I have one maybe two gripes with this headphone and they have ZERO to do with its sound quality. One is the weird reverse polarity coaxial connectors used to connect the cables to the cans.... The connectors are actually a pro television and radio fitting for antenna connections so it is an odd choice.... and very difficult to source. More importantly is that twisting the cable over and over to connect and release the cables is bound to eventually cause a short or some other form of damage in the cable.... My particular model came with a 6 foot Canare quad OFC cable and after connecting and disconnecting a few dozen times the collar on the cable side of the connector actually pushed through the back of the stem and fell off.... rendering the cable dead.... Hifiman was quick to send out a new replacement cable to me (Hat tip to Vince at Head Direct!) but if there was one thing I would change it would be that. Another line of defense that I may likely pursue is Toxic Cables adapters.

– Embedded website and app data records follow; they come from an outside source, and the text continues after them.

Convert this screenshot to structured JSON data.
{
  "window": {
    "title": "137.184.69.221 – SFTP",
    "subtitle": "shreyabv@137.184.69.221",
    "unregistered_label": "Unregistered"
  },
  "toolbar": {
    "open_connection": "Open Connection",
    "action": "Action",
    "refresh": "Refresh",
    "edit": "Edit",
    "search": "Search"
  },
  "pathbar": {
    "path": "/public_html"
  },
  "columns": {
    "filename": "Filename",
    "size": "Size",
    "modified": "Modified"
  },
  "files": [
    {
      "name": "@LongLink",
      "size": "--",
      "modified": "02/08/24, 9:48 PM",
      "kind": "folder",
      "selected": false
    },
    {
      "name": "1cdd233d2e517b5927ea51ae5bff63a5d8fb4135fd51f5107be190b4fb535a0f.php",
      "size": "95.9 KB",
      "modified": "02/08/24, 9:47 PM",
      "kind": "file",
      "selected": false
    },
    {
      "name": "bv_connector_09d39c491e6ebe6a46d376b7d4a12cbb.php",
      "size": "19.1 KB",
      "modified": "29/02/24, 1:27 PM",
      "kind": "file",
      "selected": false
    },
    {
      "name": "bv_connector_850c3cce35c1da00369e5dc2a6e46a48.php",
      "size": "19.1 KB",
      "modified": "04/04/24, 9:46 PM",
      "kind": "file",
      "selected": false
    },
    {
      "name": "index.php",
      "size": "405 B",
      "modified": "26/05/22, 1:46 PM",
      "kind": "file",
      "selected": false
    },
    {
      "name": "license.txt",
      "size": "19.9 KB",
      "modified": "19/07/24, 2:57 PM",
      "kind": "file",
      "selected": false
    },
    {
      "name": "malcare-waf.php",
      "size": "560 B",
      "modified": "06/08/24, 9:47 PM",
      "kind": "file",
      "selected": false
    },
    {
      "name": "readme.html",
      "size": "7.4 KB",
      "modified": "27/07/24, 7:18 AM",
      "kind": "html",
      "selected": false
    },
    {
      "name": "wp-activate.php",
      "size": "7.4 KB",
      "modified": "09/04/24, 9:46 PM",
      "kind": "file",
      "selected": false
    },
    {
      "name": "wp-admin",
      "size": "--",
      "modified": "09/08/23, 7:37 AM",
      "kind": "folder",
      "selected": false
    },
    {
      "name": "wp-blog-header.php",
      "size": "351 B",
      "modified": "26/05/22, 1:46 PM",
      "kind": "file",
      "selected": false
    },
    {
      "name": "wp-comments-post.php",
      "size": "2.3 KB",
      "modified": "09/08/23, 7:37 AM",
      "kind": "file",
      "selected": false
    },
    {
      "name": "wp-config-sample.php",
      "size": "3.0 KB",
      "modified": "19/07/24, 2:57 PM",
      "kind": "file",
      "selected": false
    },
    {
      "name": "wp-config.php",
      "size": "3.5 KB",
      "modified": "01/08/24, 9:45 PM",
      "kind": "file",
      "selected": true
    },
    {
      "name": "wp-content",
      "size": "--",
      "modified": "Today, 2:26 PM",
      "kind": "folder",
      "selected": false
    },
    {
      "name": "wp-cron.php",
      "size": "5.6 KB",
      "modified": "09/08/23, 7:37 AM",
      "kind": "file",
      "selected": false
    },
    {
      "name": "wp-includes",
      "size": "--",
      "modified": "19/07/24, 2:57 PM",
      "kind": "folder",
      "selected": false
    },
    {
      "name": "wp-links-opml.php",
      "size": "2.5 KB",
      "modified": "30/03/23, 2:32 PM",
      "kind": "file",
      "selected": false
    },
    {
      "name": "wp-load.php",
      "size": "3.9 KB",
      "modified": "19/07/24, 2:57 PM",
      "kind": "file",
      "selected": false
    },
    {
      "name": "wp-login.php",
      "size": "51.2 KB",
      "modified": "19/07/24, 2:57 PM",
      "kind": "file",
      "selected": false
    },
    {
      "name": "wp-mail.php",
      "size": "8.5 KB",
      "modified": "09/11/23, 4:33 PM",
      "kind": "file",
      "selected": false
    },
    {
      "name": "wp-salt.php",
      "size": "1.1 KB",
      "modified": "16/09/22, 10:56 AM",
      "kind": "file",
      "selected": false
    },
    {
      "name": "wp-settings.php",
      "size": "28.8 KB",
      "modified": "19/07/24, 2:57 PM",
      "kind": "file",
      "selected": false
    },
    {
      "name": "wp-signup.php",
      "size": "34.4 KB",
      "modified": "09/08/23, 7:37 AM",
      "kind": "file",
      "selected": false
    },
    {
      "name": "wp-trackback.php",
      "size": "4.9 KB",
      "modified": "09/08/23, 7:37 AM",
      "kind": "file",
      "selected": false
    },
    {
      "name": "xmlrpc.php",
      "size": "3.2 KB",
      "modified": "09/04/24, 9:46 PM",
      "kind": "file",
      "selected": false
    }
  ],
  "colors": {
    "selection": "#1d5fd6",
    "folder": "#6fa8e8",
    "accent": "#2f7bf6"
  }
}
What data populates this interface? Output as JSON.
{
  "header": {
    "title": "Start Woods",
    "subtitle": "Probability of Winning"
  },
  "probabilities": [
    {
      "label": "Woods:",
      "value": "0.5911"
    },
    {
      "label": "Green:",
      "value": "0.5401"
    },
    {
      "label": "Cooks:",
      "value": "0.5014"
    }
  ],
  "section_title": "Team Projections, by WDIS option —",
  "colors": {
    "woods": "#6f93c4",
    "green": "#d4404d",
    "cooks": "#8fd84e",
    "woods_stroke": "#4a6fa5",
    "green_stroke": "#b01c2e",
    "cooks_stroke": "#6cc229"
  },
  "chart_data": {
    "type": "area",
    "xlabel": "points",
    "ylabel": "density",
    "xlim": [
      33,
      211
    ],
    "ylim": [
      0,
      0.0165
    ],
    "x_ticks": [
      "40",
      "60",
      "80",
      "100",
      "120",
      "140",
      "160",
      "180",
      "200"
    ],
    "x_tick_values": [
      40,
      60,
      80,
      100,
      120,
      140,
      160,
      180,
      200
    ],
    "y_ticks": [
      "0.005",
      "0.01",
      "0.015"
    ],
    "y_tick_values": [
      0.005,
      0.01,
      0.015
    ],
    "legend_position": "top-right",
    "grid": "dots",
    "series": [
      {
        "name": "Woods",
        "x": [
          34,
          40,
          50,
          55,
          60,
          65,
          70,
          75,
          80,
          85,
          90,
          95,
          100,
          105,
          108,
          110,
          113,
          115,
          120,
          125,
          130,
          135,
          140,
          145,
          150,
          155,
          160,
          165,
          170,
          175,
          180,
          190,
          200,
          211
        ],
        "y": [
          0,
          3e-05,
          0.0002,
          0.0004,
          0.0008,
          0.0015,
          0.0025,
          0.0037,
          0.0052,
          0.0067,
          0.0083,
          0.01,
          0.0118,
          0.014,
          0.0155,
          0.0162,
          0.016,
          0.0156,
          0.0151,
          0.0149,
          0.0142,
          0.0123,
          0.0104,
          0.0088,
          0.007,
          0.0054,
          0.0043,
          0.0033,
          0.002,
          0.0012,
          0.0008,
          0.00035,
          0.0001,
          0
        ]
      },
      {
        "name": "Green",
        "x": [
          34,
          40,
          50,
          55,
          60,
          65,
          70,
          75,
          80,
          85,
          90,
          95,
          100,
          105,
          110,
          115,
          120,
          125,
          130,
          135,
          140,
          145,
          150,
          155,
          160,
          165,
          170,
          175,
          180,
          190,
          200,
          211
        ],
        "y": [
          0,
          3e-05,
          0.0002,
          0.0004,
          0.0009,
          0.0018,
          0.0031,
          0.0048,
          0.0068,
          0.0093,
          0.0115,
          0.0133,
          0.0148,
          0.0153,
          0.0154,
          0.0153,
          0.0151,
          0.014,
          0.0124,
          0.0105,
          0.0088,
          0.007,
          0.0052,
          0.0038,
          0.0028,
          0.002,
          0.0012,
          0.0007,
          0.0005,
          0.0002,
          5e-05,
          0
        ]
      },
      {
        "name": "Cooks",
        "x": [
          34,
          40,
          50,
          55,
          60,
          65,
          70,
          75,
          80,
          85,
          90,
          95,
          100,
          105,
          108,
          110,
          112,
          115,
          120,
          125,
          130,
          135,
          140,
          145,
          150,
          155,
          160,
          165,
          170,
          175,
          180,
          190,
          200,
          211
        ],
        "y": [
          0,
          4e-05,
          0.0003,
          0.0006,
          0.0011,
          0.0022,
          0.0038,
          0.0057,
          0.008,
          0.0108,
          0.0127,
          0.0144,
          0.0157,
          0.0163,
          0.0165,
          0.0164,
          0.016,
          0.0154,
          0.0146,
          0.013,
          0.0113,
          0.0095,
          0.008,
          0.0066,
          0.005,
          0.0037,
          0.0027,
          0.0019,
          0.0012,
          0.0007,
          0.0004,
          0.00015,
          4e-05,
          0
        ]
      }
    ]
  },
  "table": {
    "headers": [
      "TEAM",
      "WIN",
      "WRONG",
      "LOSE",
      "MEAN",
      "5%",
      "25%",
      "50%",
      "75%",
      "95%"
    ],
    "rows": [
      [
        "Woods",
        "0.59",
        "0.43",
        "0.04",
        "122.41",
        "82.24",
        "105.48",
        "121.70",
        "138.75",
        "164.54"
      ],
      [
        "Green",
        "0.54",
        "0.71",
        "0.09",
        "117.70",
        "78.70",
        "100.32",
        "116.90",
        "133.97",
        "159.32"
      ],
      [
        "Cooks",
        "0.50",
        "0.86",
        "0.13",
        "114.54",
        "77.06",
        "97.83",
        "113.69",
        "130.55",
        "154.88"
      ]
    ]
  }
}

If you buy a cable from him with say mini XLR terminations for Audeze cans he can build a set of adapters for Hifiman connectors so you can bypass the twist connector all together. You'd have a couple of odd little earrings dangling off the bottom of them when not connected to the cable but... This should only bother the most retentive of people in the hobby. The other mild nuisance is that the logo and markings are all painted on the headphones..... Thus after a few short months of handling them, the L & R designating which side is which have all but rubbed off.... The headphones appear to be perfectly symmetrical in build so I don't know that it changes anything to wear them either way but I opted to tag the stems with red and black sharpie to keep track. However it'd be nice if they could find a more permanent solution for marking the sides.... and the brand.... I've got to believe that eventually the "Hifiman HE-400" marking on the blocks will go to the wayside as well. Beyond these minor grievances I am superbly happy with this headphone.... It is a worthy adversary in the $400 realm and beats the snot out of its similarly price AKG, Beats and Grado adversaries... The HE400 is an opportunity to get some of the planar magnetic sound for significantly cheaper spend than normal. It is worth every penny. You will not regret it.